37 Although Mr Lewis’ first report was made available to the respondent in August 2019, a copy of his second report was only served late on Friday, 4 October 2019 (i.e. immediately before the long weekend in New South Wales). I accept that Ms Fishburn did not sight the second report until after it was referred to during the course of the hearing. She indicated that if she had had earlier access to it, she would have required Mr Lewis to be available for cross-examination.
38 For all these reasons, I would if necessary have ruled the two expert reports to be inadmissible. If that would have been in error, I would have given Mr Lewis’ evidence little if any weight for similar reasons to those set out above.

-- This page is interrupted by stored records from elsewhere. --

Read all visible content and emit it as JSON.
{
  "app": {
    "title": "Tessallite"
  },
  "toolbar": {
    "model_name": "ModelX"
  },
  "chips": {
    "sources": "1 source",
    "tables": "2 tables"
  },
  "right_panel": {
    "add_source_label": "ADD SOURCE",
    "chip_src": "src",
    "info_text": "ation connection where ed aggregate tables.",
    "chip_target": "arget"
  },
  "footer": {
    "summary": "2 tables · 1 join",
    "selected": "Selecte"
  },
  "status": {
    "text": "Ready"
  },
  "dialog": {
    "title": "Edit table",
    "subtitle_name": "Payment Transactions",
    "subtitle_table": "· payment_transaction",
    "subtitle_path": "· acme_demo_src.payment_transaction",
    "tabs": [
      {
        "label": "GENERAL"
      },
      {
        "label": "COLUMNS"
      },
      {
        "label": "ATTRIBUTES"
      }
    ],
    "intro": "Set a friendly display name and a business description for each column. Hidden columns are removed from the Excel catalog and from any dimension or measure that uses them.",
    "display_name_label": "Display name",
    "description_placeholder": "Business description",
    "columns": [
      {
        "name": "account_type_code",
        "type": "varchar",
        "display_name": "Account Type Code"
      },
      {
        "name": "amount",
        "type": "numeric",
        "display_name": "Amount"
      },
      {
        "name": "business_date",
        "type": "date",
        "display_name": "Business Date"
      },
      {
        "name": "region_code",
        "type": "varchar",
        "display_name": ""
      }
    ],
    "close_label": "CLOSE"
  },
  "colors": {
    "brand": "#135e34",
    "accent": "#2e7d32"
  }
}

39 Finally, and independently of the other matters raised above, there is a very live issue as to whether the Coombers are entitled to rely upon a counter-claim, in the form of the recently lodged application in NCAT relating to the 19 cattle, in circumstances where, although a related claim was on foot when the originating application to set aside the bankruptcy notice was filed, that earlier claim has been either dismissed or withdrawn. Mr Coomber explained that the only NCAT proceeding now relied upon is the fresh application, which relies in part on an alleged breach of Order 10 of orders made by NCAT on 20 August 2018, together with matters arising under the Agricultural Tenancies Act. In Mr Coomber’s own words, as recorded in Addendum A to the NCAT application, this “new Commercial List Application is in respect of new and additional matters which were not able to be previously fully presented to the Tribunal and as such, it is now presented to the Tribunal as a fresh application”.
40 As Bromwich J stated in Coshott v Prentice (No 2)  FCA 1531 at , an offsetting claim must be effective or real at the time the application is made and this jurisdictional requirement cannot be supplemented after the time for compliance has expired. Even accepting that in a hearing de novo there is a complete rehearing of the facts and law as they exist at the time of review (Zdrilic v Hickie  FCAFC 101; 246 FCR 532 at -), that aspect of the proceeding cannot overcome the incompetency of the application to set aside the bankruptcy notice. A claim may be supplemented by subsequent affidavits, but new claims cannot be introduced. This is directly inconsistent with the explicit terms of the “Background Data” which is Addendum A to the fresh application dated 3 October 2019.
41 For these reasons, the application for review will be dismissed, with costs. The order made on 9 July 2019 which stayed the proceeding concerning the creditor’s petition and application for sequestration will be lifted.